You name it and it’s been sold at auction.
As long as humans have traded with one another, they have staged auctions. About 500 B.C. in Babylon, women were being auctioned off as wives. Ancient Greece and ancient Rome held auctions not just to sell people but to sell all kinds of assets, including war plunder and family estates. In seventh-century China, the personal items of deceased Buddhist monks were being sold at auction.
Auctions in the United States date all the way back to colonial times. Crops, livestock, tools, slaves, and sometimes entire farms were sold at auction. The National Auctioneers Association informs us that during the American Civil War only colonels could auction war plunder, which is why in honor of this history many auctioneers in America today carry the title “Colonel.”
In the early 1900s the first auctioneering schools opened in the United States. The Great Depression created great opportunity for auctioneers, whose services were needed to liquidate assets. Collectibles, antiques, used cars, heavy equipment, livestock, real estate, and all kinds of commodities are sold at auction in the US either by private parties or by government agencies.
No one knows exactly when rapid-paced “bid calling” became a feature of auctions in the US, but it is now the norm. Many of you are familiar with American-style auction calls, where an auctioneer delivers a rapid, almost hypnotic repetition of numbers and words to present items up for bid. Newcomers to auctions might find it indecipherable, but nothing could be farther from the truth!
An auctioneer’s entire job is to communicate clearly and effectively, and if you can’t understand him (or her), then he isn’t doing his job.
An auctioneer uses his chant to hold the audience’s attention and keep the auction moving along at a steady clip while he’s soliciting bids. He’s going fast because he’s responsible for selling all of the items within a relatively short time, and he’s got to create a sense of urgency among bidders. He must at the same time be very clear and specific with his language.
What the auctioneer is really doing is reciting numbers.

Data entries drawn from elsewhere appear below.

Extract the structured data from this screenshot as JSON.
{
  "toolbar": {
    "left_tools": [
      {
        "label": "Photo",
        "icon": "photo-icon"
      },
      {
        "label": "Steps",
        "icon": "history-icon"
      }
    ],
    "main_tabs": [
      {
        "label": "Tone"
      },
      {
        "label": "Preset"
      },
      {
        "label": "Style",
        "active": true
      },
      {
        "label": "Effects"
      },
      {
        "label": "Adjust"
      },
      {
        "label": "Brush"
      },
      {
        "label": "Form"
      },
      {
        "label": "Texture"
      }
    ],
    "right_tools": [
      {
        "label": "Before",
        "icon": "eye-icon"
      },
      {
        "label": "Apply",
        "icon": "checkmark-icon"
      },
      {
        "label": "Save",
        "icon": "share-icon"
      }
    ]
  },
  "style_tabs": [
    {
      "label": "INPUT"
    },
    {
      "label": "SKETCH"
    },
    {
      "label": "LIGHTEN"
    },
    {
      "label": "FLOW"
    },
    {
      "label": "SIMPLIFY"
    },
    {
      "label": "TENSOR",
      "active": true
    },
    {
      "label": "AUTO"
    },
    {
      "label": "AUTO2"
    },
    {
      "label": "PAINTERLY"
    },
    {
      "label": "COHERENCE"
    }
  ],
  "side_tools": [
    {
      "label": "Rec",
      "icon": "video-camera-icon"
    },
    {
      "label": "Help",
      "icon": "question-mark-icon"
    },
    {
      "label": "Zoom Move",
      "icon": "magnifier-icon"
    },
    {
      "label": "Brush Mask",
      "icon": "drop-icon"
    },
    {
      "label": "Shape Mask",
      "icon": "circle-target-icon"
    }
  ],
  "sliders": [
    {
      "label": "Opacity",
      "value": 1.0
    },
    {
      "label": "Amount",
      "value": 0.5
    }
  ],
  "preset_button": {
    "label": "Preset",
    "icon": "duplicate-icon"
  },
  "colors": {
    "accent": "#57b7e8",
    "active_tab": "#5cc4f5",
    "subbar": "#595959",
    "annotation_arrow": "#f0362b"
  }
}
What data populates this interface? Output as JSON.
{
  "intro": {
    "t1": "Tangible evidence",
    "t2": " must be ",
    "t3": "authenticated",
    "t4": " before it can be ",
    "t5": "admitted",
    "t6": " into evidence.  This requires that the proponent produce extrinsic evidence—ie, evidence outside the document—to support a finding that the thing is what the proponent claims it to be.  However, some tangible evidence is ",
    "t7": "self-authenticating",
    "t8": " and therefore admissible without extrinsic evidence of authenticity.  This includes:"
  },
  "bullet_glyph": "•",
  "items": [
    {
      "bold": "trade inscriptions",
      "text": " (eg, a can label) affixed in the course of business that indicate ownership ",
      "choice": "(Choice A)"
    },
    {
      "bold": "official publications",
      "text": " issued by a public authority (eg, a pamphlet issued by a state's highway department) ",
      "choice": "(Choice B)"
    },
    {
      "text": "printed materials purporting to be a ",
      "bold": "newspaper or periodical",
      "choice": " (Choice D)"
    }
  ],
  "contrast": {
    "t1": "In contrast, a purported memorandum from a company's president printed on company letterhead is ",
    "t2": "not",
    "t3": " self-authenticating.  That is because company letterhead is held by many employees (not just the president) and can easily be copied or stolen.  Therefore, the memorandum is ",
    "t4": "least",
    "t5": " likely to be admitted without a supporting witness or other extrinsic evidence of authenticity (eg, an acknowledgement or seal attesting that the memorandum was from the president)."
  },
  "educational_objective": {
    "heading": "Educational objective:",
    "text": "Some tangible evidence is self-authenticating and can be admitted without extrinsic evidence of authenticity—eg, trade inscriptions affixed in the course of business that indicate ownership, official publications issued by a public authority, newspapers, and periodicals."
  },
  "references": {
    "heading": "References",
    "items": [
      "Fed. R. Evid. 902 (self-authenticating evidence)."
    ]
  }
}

An auction chant consists basically of two numbers – the have (the current bid price) and the want (the higher bid being requested by the auctioneer). Between these two numbers are a variety of sounds and filler words to add rhythm to the chant and make the bidding more entertaining. To make it seem that he’s talking faster than he really is, the auctioneer will slur his words to shorten them.
An auctioneering student starts out learning a very basic auction chant, something like this:
One dollar bid, now 2,
now 2, will ya give me 2?
2 dollar bid, now 3,
now 3, will ya give me 3?
3 dollar bid, now 4,
now 4, will ya give me 4?
This hypothetical bidding would proceed in this fashion until the crowd stops bidding and the item is sold to the high bidder.
Filler words are rhythmic but they serve an important purpose: they provide a natural pause between the have and the want, giving the bidders a fraction of a second to make a decision.
Once the auctioneer’s want becomes the have, a new want is created. This number is called the next. A bid caller always has three numbers in mind – the have, the want, and the next.
Suppose you’re at an auction where a vehicle is up for bid. The auction chant might be something like this:
All right, folks, I have up for auction a 1994 Ford Mustang, cherry, lots of new parts, who’ll give me four large?
Four thousand, four, now who gimme four fiddy? Got four fiddy, got four fiddy from the man in the back, now who gonna go five?
Fi fiddy, fi fiddy bid, man in the back, now who gimme six? Fi fiddy bid, who gimme six?
Six thousand! Now who gimme seven? Seven on the board now, who gimme seven fiddy?
And on it goes.
Each auctioneer has his own style – his own favorite filler words, his own preferred speed, and his own cadence. Some auction chants are positively musical. The filler words are just carriers for the most important part of the chant: the numbers.
Keep in mind, though, that the auctioneer can only chant as fast as the bidders bid. So he designs his chant to create excitement and keep the auction moving along at a good pace. It truly is an art form.
There’s no telling where you might hear an auction call. Listen to Congressman Billy Long (R-MO) breaking into an auction chant to foil a protester during a hearing in Congress.